power supply ground floating

Discussion in 'General Electronics Chat' started by yardcat, Apr 4, 2009.

  1. yardcat

    Thread Starter New Member

    Nov 27, 2008
    4
    0
    Maybe this is a novice question but I haven't found an answer. I want to put several guitar effects circuits chained together in one enclosure. Some circuits are plain 9 volt and some are dual supply +9 and -9 volts.

    My question is, if I use a line operated dual power supply from a CT transformer will I run into trouble with the ground? It seems to me that I will burn out half of the transformer. It is my understanding that a dual supply has a floating ground and the guitar amp's ground, which is connected by the guitar cable is connected to earth ground.
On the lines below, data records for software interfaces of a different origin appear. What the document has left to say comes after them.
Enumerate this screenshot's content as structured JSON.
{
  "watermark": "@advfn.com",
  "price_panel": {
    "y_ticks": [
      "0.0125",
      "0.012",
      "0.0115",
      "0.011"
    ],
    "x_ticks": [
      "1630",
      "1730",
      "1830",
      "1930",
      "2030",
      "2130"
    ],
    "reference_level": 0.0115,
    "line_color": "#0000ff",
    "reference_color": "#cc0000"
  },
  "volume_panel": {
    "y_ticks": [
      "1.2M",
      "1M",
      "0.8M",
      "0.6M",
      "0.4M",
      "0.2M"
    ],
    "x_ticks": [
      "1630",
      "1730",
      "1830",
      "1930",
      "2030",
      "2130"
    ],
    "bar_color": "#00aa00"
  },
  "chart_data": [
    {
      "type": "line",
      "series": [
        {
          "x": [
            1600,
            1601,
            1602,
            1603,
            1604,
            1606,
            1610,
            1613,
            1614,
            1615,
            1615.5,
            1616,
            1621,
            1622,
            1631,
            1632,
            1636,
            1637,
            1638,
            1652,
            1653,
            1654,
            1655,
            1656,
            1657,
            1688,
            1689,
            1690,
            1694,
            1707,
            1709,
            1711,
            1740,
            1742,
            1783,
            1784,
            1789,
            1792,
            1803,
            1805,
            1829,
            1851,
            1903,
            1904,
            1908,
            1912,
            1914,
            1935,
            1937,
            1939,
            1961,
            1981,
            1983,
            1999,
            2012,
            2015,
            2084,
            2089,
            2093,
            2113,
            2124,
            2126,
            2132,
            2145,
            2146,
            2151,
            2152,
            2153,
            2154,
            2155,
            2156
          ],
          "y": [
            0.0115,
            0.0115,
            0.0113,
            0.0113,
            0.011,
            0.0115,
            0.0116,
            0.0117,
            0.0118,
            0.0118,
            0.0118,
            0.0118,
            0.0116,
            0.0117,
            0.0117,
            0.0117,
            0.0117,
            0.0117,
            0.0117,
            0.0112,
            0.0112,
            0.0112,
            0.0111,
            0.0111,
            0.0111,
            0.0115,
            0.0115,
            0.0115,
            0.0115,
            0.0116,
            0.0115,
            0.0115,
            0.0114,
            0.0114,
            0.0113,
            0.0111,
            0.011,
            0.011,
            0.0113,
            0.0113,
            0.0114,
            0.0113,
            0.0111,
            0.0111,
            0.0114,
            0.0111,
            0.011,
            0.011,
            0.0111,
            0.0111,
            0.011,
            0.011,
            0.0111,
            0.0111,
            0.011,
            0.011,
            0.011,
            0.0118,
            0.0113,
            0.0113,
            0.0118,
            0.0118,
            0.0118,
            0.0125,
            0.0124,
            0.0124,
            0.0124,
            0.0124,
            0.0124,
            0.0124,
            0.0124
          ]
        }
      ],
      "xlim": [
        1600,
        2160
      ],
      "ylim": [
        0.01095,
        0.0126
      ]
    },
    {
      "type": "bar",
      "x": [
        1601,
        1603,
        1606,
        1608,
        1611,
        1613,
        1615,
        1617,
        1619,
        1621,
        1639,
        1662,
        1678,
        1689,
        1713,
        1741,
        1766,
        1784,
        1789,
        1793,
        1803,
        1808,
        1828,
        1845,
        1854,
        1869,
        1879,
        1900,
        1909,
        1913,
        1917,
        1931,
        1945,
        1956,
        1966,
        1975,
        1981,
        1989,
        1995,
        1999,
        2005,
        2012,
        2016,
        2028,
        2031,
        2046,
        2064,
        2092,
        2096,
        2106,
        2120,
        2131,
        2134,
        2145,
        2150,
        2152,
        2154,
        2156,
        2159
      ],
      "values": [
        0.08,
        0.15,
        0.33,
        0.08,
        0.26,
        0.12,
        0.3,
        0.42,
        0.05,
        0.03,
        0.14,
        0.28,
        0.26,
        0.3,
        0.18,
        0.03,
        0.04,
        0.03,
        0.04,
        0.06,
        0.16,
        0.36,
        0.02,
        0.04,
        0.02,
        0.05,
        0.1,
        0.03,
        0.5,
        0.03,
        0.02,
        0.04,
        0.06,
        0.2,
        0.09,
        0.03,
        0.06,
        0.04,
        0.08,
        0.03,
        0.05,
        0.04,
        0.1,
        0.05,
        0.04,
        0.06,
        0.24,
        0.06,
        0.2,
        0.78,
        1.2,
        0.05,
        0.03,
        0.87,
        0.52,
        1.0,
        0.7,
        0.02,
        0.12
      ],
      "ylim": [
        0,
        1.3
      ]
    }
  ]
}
Is my understanding right? what should I do?

    Thanks, from someone with a very little knowledge.
    yardcat
     
  2. leftyretro

    Active Member

    Nov 25, 2008
    394
    2
    As long as your dual supply is using a tranformer with a center tapped secondary winding it's OK to connect the center tap to ground and connect it to any other circuit ground.

    Lefty
     
  3. Wendy

    Moderator

    Mar 24, 2008
    20,766
    2,536
    There is no problem if one side of the transformer is loaded more than the other, as long as the current on the more loaded side isn't exceeded. It is standard practice.
     
  4. yardcat

    Thread Starter New Member

    Nov 27, 2008
    4
    0
    So, I can safely connect the center tapped ground to earth ground? If I turn on the power I read an AC voltage of 19 volts between the CT ground and the earth ground of the wall socket. This confuses me.
    yardcat
     
  5. leftyretro

    Active Member

    Nov 25, 2008
    394
    2
    Yes, you can wire them together if you wish. You don't have to do that and if not your supply would be said to be 'floating' in respect to your home power wiring ground. Circuit common and true ground are two different things, however if wired together your circuit ground then becomes a true ground. It depends on what you are doing and the voltage levels being generated in your power supply, if it's advantageous to wire to AC ground or not.
     
  6. yardcat

    Thread Starter New Member

    Nov 27, 2008
    4
    0
    Thanks, Leftyretro, for your information. It helped solve my problem. I will connect the common ground to earth ground.
    I have another question but I guess I should start a new thread if search doesn't turn up anything.
    yardcat
     
Loading...